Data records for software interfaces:
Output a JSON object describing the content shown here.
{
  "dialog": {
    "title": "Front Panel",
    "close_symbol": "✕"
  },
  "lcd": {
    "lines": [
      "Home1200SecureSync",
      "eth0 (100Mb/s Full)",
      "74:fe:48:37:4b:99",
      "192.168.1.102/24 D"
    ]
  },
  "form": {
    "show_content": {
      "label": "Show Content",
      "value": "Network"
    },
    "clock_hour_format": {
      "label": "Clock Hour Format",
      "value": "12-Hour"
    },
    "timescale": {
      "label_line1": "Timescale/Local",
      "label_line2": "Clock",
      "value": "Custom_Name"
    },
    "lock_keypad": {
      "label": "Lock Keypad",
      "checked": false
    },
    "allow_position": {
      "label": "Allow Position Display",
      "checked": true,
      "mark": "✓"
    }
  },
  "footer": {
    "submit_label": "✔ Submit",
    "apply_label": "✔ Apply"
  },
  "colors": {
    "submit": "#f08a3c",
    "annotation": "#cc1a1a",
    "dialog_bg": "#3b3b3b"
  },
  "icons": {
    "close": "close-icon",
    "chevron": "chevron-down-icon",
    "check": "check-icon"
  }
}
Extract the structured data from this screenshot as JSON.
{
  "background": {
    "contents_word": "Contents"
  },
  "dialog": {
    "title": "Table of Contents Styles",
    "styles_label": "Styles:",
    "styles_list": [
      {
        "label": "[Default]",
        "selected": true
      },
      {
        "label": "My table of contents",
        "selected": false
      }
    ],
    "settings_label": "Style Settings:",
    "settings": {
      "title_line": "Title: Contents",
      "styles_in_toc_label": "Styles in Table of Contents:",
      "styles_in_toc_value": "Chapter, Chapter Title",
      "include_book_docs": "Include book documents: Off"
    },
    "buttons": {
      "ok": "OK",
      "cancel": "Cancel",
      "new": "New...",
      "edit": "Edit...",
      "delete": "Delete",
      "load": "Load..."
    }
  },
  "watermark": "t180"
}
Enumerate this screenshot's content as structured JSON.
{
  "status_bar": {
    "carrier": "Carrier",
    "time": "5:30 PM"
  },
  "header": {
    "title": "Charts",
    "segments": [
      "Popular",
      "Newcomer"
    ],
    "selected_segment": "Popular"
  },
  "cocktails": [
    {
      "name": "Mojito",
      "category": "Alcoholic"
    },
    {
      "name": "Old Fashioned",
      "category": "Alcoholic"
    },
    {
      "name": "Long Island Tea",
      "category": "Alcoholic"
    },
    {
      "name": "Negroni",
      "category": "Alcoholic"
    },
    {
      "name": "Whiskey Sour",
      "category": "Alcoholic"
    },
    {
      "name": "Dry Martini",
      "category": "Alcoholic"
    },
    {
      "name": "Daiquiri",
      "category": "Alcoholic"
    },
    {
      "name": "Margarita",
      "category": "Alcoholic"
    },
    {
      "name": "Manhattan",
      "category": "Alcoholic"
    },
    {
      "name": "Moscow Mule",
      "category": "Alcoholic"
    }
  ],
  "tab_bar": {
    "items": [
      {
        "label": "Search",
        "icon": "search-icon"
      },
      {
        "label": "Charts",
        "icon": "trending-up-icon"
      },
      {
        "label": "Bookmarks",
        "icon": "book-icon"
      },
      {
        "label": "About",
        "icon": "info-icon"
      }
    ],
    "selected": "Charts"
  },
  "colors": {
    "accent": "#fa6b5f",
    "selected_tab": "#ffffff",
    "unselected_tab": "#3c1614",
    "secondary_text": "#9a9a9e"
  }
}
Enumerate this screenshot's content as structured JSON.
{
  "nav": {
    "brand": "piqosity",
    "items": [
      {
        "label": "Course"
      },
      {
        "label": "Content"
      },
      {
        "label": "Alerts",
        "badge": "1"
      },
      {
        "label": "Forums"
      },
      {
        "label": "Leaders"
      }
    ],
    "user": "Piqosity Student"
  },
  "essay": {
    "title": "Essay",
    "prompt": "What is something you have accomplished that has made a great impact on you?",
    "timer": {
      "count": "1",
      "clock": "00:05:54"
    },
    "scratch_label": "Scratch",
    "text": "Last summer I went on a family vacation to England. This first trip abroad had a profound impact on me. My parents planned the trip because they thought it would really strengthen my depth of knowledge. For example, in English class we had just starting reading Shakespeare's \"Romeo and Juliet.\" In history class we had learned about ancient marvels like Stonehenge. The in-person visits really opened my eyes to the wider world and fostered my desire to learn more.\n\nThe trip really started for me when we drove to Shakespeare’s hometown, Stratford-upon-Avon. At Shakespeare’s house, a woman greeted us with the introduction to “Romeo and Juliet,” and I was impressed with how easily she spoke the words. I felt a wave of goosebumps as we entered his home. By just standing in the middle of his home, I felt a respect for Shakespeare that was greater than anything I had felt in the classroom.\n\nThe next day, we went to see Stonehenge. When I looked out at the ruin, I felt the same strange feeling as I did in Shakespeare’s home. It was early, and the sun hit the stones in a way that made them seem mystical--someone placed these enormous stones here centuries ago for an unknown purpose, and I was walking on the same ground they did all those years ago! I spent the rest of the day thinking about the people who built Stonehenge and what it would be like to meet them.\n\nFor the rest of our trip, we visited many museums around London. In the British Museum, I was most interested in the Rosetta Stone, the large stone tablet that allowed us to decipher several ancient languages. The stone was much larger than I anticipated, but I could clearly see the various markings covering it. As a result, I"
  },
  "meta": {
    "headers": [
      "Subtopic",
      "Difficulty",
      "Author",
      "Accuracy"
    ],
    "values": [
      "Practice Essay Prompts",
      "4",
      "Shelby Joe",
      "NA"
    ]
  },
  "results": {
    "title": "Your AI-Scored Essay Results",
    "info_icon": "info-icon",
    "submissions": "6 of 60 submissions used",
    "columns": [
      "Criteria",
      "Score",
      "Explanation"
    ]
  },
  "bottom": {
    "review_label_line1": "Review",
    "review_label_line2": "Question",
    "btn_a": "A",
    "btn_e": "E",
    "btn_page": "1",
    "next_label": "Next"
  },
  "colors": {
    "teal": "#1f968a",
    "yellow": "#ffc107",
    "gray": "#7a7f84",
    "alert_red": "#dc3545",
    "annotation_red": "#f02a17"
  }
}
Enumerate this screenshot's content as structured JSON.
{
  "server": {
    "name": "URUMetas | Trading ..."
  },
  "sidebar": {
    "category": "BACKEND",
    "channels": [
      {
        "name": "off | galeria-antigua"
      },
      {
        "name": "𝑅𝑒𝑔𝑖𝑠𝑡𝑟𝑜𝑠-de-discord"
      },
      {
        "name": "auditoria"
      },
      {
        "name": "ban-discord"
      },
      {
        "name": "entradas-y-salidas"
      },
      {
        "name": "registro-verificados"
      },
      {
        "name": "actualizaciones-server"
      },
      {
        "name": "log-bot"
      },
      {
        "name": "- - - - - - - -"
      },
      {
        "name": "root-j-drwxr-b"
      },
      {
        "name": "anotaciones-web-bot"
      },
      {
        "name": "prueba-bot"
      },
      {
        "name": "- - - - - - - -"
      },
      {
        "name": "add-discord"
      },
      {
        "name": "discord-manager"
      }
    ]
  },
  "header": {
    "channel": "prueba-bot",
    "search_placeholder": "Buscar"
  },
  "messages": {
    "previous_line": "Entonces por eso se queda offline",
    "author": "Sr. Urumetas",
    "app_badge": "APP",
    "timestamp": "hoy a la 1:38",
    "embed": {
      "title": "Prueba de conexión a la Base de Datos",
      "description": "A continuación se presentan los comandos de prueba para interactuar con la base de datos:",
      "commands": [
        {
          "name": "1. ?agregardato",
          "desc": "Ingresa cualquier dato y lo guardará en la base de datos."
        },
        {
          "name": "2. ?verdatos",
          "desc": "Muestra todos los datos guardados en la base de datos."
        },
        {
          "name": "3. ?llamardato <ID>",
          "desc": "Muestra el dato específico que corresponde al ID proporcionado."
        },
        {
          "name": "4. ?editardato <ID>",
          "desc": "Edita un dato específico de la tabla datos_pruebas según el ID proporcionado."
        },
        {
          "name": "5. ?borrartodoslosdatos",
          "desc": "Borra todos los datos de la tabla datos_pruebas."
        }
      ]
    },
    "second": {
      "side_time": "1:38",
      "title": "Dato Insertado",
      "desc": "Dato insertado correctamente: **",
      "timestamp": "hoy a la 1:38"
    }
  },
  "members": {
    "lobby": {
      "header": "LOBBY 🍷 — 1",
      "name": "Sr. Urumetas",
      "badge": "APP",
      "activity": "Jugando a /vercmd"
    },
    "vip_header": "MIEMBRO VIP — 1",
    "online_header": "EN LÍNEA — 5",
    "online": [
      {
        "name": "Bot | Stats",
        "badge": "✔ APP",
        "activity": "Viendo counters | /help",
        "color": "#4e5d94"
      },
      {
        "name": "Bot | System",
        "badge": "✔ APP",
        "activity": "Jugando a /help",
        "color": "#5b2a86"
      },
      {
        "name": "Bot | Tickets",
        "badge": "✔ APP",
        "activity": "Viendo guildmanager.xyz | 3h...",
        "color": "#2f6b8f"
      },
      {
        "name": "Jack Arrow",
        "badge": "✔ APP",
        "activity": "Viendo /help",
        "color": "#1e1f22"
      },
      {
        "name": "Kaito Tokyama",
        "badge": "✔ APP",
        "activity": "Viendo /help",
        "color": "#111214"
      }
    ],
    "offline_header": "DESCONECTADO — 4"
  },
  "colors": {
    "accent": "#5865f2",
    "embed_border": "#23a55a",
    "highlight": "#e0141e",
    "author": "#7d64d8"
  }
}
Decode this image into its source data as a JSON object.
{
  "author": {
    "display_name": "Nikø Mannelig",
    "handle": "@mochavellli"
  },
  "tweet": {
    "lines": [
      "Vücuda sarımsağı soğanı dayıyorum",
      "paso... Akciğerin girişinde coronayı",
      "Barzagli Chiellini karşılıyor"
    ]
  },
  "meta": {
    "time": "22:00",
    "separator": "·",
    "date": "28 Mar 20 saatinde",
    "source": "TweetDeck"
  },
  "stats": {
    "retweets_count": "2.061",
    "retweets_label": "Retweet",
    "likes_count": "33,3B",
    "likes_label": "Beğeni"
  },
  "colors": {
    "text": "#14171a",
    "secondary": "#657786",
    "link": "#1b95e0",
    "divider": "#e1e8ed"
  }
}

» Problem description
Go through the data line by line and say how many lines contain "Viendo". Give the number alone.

» Exercise result
4